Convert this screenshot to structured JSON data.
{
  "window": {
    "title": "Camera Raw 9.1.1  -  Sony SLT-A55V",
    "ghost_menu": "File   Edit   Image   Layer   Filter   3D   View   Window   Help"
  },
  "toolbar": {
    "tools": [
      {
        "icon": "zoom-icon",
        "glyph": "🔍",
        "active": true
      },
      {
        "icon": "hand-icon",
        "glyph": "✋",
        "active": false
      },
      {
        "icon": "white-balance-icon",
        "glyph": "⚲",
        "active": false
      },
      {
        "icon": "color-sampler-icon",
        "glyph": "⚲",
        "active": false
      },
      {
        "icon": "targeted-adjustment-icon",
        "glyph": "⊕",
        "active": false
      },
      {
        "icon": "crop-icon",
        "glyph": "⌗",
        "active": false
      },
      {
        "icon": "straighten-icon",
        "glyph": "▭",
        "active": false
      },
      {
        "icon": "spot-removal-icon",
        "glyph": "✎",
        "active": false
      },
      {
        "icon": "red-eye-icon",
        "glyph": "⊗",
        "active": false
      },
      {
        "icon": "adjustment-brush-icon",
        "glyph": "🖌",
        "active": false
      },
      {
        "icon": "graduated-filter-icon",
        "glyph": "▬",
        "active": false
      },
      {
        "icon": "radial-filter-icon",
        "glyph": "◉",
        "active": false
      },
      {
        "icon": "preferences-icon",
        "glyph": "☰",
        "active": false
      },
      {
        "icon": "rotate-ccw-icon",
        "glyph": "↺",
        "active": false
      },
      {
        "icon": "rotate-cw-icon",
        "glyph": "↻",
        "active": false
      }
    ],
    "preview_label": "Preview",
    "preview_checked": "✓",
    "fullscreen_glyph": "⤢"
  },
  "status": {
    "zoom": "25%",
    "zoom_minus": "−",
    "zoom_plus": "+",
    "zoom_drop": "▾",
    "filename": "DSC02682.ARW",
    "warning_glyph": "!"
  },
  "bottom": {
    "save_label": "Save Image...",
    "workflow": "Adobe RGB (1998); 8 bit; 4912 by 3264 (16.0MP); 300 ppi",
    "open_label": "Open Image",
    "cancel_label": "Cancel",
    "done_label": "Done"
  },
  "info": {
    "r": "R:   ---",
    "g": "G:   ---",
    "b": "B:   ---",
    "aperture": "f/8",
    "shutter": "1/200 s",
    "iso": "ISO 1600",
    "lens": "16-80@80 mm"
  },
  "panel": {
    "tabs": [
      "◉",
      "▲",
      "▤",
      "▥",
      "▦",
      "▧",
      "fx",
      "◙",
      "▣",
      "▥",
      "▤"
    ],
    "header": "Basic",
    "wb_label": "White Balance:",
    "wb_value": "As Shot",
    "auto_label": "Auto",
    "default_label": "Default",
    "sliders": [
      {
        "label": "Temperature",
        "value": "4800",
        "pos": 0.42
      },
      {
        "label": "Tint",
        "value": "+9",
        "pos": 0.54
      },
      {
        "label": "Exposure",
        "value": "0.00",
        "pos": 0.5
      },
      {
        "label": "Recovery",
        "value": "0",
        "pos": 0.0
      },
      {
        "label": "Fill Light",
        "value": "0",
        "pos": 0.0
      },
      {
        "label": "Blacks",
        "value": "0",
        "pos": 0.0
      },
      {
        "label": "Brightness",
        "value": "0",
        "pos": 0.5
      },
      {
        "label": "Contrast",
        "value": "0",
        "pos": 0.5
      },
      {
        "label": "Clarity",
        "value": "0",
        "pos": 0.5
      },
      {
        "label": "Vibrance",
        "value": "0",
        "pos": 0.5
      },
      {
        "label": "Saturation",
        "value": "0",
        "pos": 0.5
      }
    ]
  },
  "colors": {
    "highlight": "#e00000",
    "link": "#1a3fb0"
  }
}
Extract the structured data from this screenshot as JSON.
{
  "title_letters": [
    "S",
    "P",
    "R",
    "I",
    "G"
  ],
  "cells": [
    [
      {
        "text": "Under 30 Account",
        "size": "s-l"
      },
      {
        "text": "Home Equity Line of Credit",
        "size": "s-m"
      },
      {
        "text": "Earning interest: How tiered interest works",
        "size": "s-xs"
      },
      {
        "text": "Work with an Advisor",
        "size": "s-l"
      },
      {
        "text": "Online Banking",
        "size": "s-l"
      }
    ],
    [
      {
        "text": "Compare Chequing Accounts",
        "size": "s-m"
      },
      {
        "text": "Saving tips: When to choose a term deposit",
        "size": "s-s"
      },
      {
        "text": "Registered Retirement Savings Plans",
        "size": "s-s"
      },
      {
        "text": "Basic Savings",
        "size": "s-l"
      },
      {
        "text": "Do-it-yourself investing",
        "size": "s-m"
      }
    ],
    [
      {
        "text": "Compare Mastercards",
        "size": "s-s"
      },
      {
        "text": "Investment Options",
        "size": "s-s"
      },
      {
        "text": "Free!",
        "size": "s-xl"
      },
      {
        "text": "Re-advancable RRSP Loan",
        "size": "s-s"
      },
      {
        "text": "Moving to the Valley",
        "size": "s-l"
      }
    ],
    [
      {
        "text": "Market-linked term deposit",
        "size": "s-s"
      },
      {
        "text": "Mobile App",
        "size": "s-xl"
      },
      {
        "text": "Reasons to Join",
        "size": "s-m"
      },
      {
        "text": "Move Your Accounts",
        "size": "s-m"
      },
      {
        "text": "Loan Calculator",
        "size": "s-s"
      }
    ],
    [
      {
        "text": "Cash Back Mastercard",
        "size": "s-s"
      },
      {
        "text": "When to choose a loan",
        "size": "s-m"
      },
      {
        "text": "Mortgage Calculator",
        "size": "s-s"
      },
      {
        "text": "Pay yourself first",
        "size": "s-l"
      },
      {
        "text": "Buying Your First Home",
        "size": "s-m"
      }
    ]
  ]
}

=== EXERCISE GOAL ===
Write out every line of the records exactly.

=== REPLY TO THE TASK ===
Convert this screenshot to structured JSON data.
{
  "window": {
    "title": "Camera Raw 9.1.1  -  Sony SLT-A55V",
    "ghost_menu": "File   Edit   Image   Layer   Filter   3D   View   Window   Help"
  },
  "toolbar": {
    "tools": [
      {
        "icon": "zoom-icon",
        "glyph": "🔍",
        "active": true
      },
      {
        "icon": "hand-icon",
        "glyph": "✋",
        "active": false
      },
      {
        "icon": "white-balance-icon",
        "glyph": "⚲",
        "active": false
      },
      {
        "icon": "color-sampler-icon",
        "glyph": "⚲",
        "active": false
      },
      {
        "icon": "targeted-adjustment-icon",
        "glyph": "⊕",
        "active": false
      },
      {
        "icon": "crop-icon",
        "glyph": "⌗",
        "active": false
      },
      {
        "icon": "straighten-icon",
        "glyph": "▭",
        "active": false
      },
      {
        "icon": "spot-removal-icon",
        "glyph": "✎",
        "active": false
      },
      {
        "icon": "red-eye-icon",
        "glyph": "⊗",
        "active": false
      },
      {
        "icon": "adjustment-brush-icon",
        "glyph": "🖌",
        "active": false
      },
      {
        "icon": "graduated-filter-icon",
        "glyph": "▬",
        "active": false
      },
      {
        "icon": "radial-filter-icon",
        "glyph": "◉",
        "active": false
      },
      {
        "icon": "preferences-icon",
        "glyph": "☰",
        "active": false
      },
      {
        "icon": "rotate-ccw-icon",
        "glyph": "↺",
        "active": false
      },
      {
        "icon": "rotate-cw-icon",
        "glyph": "↻",
        "active": false
      }
    ],
    "preview_label": "Preview",
    "preview_checked": "✓",
    "fullscreen_glyph": "⤢"
  },
  "status": {
    "zoom": "25%",
    "zoom_minus": "−",
    "zoom_plus": "+",
    "zoom_drop": "▾",
    "filename": "DSC02682.ARW",
    "warning_glyph": "!"
  },
  "bottom": {
    "save_label": "Save Image...",
    "workflow": "Adobe RGB (1998); 8 bit; 4912 by 3264 (16.0MP); 300 ppi",
    "open_label": "Open Image",
    "cancel_label": "Cancel",
    "done_label": "Done"
  },
  "info": {
    "r": "R:   ---",
    "g": "G:   ---",
    "b": "B:   ---",
    "aperture": "f/8",
    "shutter": "1/200 s",
    "iso": "ISO 1600",
    "lens": "16-80@80 mm"
  },
  "panel": {
    "tabs": [
      "◉",
      "▲",
      "▤",
      "▥",
      "▦",
      "▧",
      "fx",
      "◙",
      "▣",
      "▥",
      "▤"
    ],
    "header": "Basic",
    "wb_label": "White Balance:",
    "wb_value": "As Shot",
    "auto_label": "Auto",
    "default_label": "Default",
    "sliders": [
      {
        "label": "Temperature",
        "value": "4800",
        "pos": 0.42
      },
      {
        "label": "Tint",
        "value": "+9",
        "pos": 0.54
      },
      {
        "label": "Exposure",
        "value": "0.00",
        "pos": 0.5
      },
      {
        "label": "Recovery",
        "value": "0",
        "pos": 0.0
      },
      {
        "label": "Fill Light",
        "value": "0",
        "pos": 0.0
      },
      {
        "label": "Blacks",
        "value": "0",
        "pos": 0.0
      },
      {
        "label": "Brightness",
        "value": "0",
        "pos": 0.5
      },
      {
        "label": "Contrast",
        "value": "0",
        "pos": 0.5
      },
      {
        "label": "Clarity",
        "value": "0",
        "pos": 0.5
      },
      {
        "label": "Vibrance",
        "value": "0",
        "pos": 0.5
      },
      {
        "label": "Saturation",
        "value": "0",
        "pos": 0.5
      }
    ]
  },
  "colors": {
    "highlight": "#e00000",
    "link": "#1a3fb0"
  }
}
Extract the structured data from this screenshot as JSON.
{
  "title_letters": [
    "S",
    "P",
    "R",
    "I",
    "G"
  ],
  "cells": [
    [
      {
        "text": "Under 30 Account",
        "size": "s-l"
      },
      {
        "text": "Home Equity Line of Credit",
        "size": "s-m"
      },
      {
        "text": "Earning interest: How tiered interest works",
        "size": "s-xs"
      },
      {
        "text": "Work with an Advisor",
        "size": "s-l"
      },
      {
        "text": "Online Banking",
        "size": "s-l"
      }
    ],
    [
      {
        "text": "Compare Chequing Accounts",
        "size": "s-m"
      },
      {
        "text": "Saving tips: When to choose a term deposit",
        "size": "s-s"
      },
      {
        "text": "Registered Retirement Savings Plans",
        "size": "s-s"
      },
      {
        "text": "Basic Savings",
        "size": "s-l"
      },
      {
        "text": "Do-it-yourself investing",
        "size": "s-m"
      }
    ],
    [
      {
        "text": "Compare Mastercards",
        "size": "s-s"
      },
      {
        "text": "Investment Options",
        "size": "s-s"
      },
      {
        "text": "Free!",
        "size": "s-xl"
      },
      {
        "text": "Re-advancable RRSP Loan",
        "size": "s-s"
      },
      {
        "text": "Moving to the Valley",
        "size": "s-l"
      }
    ],
    [
      {
        "text": "Market-linked term deposit",
        "size": "s-s"
      },
      {
        "text": "Mobile App",
        "size": "s-xl"
      },
      {
        "text": "Reasons to Join",
        "size": "s-m"
      },
      {
        "text": "Move Your Accounts",
        "size": "s-m"
      },
      {
        "text": "Loan Calculator",
        "size": "s-s"
      }
    ],
    [
      {
        "text": "Cash Back Mastercard",
        "size": "s-s"
      },
      {
        "text": "When to choose a loan",
        "size": "s-m"
      },
      {
        "text": "Mortgage Calculator",
        "size": "s-s"
      },
      {
        "text": "Pay yourself first",
        "size": "s-l"
      },
      {
        "text": "Buying Your First Home",
        "size": "s-m"
      }
    ]
  ]
}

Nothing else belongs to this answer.